As Slate explained after Warren announced her DNA test results, Cherokee citizens have contended that taking a DNA test to determine affiliation with a tribe is dangerous: It promotes the idea that blood, rather than tribal records and social connections, determine who is Native American. In its scathing statement at the time, the Cherokee Nation called Warren’s decision “inappropriate and wrong.” The statement went on:
It makes a mockery out of DNA tests and its legitimate uses while also dishonoring legitimate tribal governments and their citizens, whose ancestors are well documented and whose heritage is proven. Senator Warren is undermining tribal interests with her continued claims of tribal heritage.
And as Matt Miller noted in Slate two years earlier, when former Massachusetts Sen. Scott Brown attacked Warren over her claims of having a Cherokee ancestor, DNA tests cannot definitively prove a person is a member of any community, much less trace that person to a specific tribe. “[E]thnicity is not a trait derived from a single gene, because ethnicity is mostly our perception of a collection of traits, rather than a trait itself,” Miller wrote.
But even if a DNA test could be used that way, we would be wrong to use them in determining tribal affiliation, critics say. Tying genetics to race would push us perilously close to validating race science, a field that has helped to justify some of humanity’s worst crimes and that in its current form is peddled by pseudo-intellectual white supremacists and other violent extremists. But if it’s wrong to match genetics to race, it’s even more incorrect to match genetics to tribal identity: The Cherokee Nation is a sovereign nation with its own political and cultural practicalities, norms, and rules. To be a Cherokee citizen is not to have Native American “blood” but to be acknowledged by the rules and understanding of the tribe as a member.
Removing the power to decide membership from the tribe and placing it in the hands of individuals with DNA kits could endanger the identity of the tribe itself, the critics warned, placing at risk the services the United States agreed to provide in early treaties with the tribes—or at least allowing Americans with no legitimate link to the tribe to claim those rights and benefits for themselves.
And beyond that, some critics worried that defining tribes by genetics and therefore race could cause some judges to think about tribal benefits as preferential treatment based on race—a concept that could be challenged under the Fifth Amendment’s equal protection clause.
In fairness, Warren herself made it clear when she took the DNA test that she did not belong to a tribe. “Only tribes determine tribal citizenship,” she said in the video announcing the test results. “I understand and respect that distinction.”
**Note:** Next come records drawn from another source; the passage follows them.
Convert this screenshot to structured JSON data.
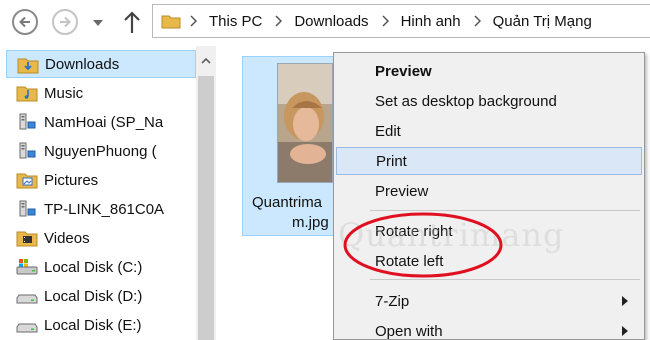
{
  "address_bar": {
    "breadcrumbs": [
      "This PC",
      "Downloads",
      "Hinh anh",
      "Quản Trị Mạng"
    ]
  },
  "nav_pane": {
    "items": [
      {
        "label": "Downloads",
        "icon": "downloads-folder-icon",
        "selected": true
      },
      {
        "label": "Music",
        "icon": "music-folder-icon"
      },
      {
        "label": "NamHoai (SP_Na",
        "icon": "network-computer-icon"
      },
      {
        "label": "NguyenPhuong (",
        "icon": "network-computer-icon"
      },
      {
        "label": "Pictures",
        "icon": "pictures-folder-icon"
      },
      {
        "label": "TP-LINK_861C0A",
        "icon": "network-computer-icon"
      },
      {
        "label": "Videos",
        "icon": "videos-folder-icon"
      },
      {
        "label": "Local Disk (C:)",
        "icon": "system-drive-icon"
      },
      {
        "label": "Local Disk (D:)",
        "icon": "drive-icon"
      },
      {
        "label": "Local Disk (E:)",
        "icon": "drive-icon"
      }
    ]
  },
  "file": {
    "name_line1": "Quantrima",
    "name_line2": "m.jpg"
  },
  "context_menu": {
    "items": [
      {
        "label": "Preview",
        "bold": true
      },
      {
        "label": "Set as desktop background"
      },
      {
        "label": "Edit"
      },
      {
        "label": "Print",
        "hover": true
      },
      {
        "label": "Preview"
      },
      {
        "label": "Rotate right"
      },
      {
        "label": "Rotate left"
      },
      {
        "label": "7-Zip",
        "submenu": true
      },
      {
        "label": "Open with",
        "submenu": true
      }
    ]
  },
  "watermark": "Quantrimang",
  "colors": {
    "selection_fill": "#cce8ff",
    "selection_border": "#99d1ff",
    "menu_background": "#f0f0f0",
    "menu_hover": "#d9e7f6",
    "annotation_ellipse": "#e01020",
    "folder_yellow": "#e8b94a"
  }
}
Certainly not all of Warren’s critics have protested her actions with sincere intent: The whole controversy has been rooted in racially charged and often overtly racist mocking of Warren’s decades-long claims to have “family lore” suggesting a Cherokee ancestor. While mocking the extremely common tradition among Americans of claiming a Cherokee ancestor, many of her conservative critics, including President Trump, have gone on to mock and dehumanize Native American ancestry and identity in general. (See also: the president’s repeated use of the slur “Pocahontas” as a nickname and his flippant joke about Wounded Knee.) And laughing at the idea that someone who looks like Warren could be Native American racializes tribal identity even more.
But while many Native American activists would say that Trump’s words have been more offensive than Warren’s actions, some have expressed disappointment that Warren has repeatedly refused to apologize. According to the Times, Warren has privately worried about her image with Native American voters and with activists in general. Warren will soon begin her formal presidential campaign, and it remains to be seen whether this direct apology will mean an end to critiques from the left. Meanwhile, we can expect the scolding, and jokes, from the president and his party to continue unabated.